_PROBLEM TO SOLVE_
Consider the records below. How many of their lines include the word "glyph"? State the number and nothing else.

_STORED DATA_
————————

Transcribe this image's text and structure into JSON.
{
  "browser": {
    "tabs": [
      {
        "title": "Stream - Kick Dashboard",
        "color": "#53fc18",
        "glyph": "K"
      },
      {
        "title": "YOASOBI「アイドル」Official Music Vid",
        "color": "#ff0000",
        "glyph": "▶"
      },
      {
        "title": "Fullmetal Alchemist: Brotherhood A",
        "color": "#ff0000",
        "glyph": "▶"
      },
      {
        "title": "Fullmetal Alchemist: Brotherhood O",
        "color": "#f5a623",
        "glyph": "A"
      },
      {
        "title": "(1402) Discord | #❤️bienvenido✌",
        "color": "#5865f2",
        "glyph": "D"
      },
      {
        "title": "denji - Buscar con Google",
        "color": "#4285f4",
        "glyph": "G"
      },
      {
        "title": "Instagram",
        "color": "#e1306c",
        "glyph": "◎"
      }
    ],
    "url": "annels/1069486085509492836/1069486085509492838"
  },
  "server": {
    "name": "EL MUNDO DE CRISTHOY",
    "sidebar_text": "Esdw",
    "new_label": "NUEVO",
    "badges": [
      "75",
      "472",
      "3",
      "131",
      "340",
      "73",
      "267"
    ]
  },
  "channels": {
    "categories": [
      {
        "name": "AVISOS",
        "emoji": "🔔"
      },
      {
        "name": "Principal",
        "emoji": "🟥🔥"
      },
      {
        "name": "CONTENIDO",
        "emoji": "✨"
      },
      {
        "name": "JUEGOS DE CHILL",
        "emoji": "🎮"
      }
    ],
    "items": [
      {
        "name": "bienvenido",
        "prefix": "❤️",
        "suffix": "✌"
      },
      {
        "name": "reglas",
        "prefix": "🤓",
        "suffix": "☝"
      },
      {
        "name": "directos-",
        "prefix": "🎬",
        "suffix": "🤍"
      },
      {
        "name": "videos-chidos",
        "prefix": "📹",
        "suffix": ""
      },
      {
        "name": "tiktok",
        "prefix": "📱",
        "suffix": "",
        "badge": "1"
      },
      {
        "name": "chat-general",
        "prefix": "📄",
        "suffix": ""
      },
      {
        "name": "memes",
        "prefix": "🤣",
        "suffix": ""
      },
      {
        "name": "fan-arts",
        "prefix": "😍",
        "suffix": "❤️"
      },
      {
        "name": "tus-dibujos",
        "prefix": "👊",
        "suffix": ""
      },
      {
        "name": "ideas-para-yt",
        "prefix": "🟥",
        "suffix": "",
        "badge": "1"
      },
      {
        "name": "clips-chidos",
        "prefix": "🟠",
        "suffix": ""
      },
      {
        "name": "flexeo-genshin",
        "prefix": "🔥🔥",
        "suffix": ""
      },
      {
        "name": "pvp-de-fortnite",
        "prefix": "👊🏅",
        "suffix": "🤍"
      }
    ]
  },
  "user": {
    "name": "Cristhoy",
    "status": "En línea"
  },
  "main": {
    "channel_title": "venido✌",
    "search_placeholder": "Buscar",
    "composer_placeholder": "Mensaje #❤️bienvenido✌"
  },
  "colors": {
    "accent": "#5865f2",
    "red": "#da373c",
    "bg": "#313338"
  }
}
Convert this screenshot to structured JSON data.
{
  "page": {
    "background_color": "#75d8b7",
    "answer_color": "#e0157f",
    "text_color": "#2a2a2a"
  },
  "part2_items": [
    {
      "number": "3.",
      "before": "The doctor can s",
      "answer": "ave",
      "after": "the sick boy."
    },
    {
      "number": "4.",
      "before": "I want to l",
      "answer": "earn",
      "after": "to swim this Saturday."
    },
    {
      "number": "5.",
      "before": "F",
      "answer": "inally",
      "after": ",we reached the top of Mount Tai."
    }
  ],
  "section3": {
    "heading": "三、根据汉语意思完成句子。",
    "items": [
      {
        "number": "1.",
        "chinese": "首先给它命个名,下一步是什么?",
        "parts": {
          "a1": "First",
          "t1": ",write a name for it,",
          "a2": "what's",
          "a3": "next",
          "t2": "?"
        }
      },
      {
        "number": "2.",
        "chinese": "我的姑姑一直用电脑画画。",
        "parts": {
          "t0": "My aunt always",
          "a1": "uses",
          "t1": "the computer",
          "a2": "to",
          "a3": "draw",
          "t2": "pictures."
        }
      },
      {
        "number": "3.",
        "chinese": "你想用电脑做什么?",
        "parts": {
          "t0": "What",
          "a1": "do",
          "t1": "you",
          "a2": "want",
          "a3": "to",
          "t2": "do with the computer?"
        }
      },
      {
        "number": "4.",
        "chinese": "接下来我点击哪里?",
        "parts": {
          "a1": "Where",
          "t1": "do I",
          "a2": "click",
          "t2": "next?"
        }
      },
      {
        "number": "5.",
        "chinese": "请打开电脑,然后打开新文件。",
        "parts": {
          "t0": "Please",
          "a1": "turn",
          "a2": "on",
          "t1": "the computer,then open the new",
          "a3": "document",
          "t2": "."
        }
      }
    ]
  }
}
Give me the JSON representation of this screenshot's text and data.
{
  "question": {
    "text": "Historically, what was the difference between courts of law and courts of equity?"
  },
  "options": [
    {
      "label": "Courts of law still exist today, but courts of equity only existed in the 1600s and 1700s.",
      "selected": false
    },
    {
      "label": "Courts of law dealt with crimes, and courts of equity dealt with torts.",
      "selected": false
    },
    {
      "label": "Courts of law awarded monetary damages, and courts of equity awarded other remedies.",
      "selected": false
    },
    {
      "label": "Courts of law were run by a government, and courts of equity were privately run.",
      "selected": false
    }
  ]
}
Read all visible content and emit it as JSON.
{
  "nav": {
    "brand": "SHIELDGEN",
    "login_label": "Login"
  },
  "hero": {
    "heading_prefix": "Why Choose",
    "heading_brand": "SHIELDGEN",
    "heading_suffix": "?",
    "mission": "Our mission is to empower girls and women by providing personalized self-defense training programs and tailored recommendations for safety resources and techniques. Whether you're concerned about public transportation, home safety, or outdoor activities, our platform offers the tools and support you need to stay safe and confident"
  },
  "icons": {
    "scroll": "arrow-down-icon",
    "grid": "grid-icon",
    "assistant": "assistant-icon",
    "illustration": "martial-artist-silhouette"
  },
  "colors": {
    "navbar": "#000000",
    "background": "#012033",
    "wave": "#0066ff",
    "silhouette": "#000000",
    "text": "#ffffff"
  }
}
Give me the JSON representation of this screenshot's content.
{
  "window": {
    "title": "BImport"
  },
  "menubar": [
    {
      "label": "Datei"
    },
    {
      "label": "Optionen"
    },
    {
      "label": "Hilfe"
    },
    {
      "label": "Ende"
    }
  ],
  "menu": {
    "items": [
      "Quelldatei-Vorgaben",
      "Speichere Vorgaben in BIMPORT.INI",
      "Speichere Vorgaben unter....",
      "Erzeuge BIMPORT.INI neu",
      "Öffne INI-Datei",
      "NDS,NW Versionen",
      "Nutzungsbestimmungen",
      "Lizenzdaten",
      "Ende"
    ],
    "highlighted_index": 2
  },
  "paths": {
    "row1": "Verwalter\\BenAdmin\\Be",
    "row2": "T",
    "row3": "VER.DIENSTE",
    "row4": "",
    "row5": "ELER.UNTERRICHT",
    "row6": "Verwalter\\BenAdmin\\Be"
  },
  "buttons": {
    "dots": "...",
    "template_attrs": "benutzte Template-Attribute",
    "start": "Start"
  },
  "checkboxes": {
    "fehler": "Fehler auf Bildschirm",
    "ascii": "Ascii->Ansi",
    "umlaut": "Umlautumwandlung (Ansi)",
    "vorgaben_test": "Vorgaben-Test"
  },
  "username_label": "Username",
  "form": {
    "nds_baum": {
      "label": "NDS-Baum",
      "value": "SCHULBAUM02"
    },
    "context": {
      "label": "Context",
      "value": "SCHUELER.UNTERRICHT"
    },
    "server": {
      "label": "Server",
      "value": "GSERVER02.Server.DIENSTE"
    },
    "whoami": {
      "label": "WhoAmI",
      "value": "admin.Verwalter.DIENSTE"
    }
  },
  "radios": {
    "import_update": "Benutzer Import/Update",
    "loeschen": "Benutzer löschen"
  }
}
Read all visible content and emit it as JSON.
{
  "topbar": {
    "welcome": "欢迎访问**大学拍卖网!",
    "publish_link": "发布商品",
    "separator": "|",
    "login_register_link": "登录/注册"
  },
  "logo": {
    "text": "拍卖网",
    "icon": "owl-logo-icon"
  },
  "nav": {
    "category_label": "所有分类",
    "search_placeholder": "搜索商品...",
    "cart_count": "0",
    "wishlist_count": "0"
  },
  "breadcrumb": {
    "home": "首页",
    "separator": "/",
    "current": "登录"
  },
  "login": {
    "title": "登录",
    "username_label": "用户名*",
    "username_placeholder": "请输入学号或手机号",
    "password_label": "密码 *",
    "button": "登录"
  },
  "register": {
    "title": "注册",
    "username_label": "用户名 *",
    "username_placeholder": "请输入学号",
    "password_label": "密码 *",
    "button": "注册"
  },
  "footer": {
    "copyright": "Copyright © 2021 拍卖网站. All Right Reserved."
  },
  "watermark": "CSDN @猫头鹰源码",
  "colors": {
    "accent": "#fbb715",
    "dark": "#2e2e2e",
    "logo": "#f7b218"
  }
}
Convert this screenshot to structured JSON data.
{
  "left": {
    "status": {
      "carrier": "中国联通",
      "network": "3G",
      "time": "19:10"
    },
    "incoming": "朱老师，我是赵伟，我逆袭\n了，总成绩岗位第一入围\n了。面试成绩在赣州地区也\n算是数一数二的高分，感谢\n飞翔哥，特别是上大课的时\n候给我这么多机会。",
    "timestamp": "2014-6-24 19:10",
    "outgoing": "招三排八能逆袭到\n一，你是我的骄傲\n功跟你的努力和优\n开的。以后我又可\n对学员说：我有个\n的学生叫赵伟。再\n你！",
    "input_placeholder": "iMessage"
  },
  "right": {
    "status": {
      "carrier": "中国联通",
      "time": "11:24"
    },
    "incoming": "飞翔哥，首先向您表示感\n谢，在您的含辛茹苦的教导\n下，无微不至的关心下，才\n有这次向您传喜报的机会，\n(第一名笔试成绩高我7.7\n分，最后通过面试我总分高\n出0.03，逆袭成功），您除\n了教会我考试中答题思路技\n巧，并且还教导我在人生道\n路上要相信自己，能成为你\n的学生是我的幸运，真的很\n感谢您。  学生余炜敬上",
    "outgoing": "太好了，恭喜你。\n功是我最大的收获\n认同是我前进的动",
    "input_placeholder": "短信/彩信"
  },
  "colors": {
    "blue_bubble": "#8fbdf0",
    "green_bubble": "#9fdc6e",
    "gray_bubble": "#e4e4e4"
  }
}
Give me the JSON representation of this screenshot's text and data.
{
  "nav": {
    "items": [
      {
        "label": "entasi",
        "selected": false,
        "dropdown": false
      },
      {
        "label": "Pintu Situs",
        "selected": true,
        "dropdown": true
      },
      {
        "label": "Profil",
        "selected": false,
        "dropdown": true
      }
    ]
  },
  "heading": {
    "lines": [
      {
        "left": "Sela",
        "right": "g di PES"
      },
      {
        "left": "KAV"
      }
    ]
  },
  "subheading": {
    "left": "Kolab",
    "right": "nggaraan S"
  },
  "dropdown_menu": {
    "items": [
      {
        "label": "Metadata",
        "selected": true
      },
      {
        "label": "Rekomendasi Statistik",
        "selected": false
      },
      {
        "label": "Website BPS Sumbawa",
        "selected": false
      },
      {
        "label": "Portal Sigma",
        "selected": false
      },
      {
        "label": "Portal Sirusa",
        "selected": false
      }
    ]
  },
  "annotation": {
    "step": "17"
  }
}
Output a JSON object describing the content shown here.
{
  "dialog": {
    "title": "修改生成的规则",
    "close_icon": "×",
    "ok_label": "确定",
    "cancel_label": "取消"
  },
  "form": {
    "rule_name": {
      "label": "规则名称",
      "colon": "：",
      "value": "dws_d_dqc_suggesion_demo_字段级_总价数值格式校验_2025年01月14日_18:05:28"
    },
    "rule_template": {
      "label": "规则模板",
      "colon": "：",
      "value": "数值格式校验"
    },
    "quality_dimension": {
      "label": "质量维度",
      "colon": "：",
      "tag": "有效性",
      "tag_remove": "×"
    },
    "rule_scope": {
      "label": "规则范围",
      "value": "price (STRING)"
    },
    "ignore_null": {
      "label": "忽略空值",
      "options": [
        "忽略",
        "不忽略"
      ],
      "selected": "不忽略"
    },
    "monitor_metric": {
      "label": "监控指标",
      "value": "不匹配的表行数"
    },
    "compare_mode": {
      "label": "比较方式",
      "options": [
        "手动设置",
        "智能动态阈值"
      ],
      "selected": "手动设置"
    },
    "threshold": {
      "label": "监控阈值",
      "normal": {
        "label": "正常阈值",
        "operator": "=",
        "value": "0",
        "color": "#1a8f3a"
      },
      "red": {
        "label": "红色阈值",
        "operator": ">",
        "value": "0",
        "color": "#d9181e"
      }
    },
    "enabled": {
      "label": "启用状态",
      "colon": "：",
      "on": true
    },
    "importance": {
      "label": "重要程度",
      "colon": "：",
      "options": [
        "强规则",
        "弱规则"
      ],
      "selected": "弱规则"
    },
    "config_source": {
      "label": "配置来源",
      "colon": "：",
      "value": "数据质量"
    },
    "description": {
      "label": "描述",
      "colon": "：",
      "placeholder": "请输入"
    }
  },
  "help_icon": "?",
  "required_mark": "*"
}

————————

_RESPONSE TO THIS EXERCISE_
7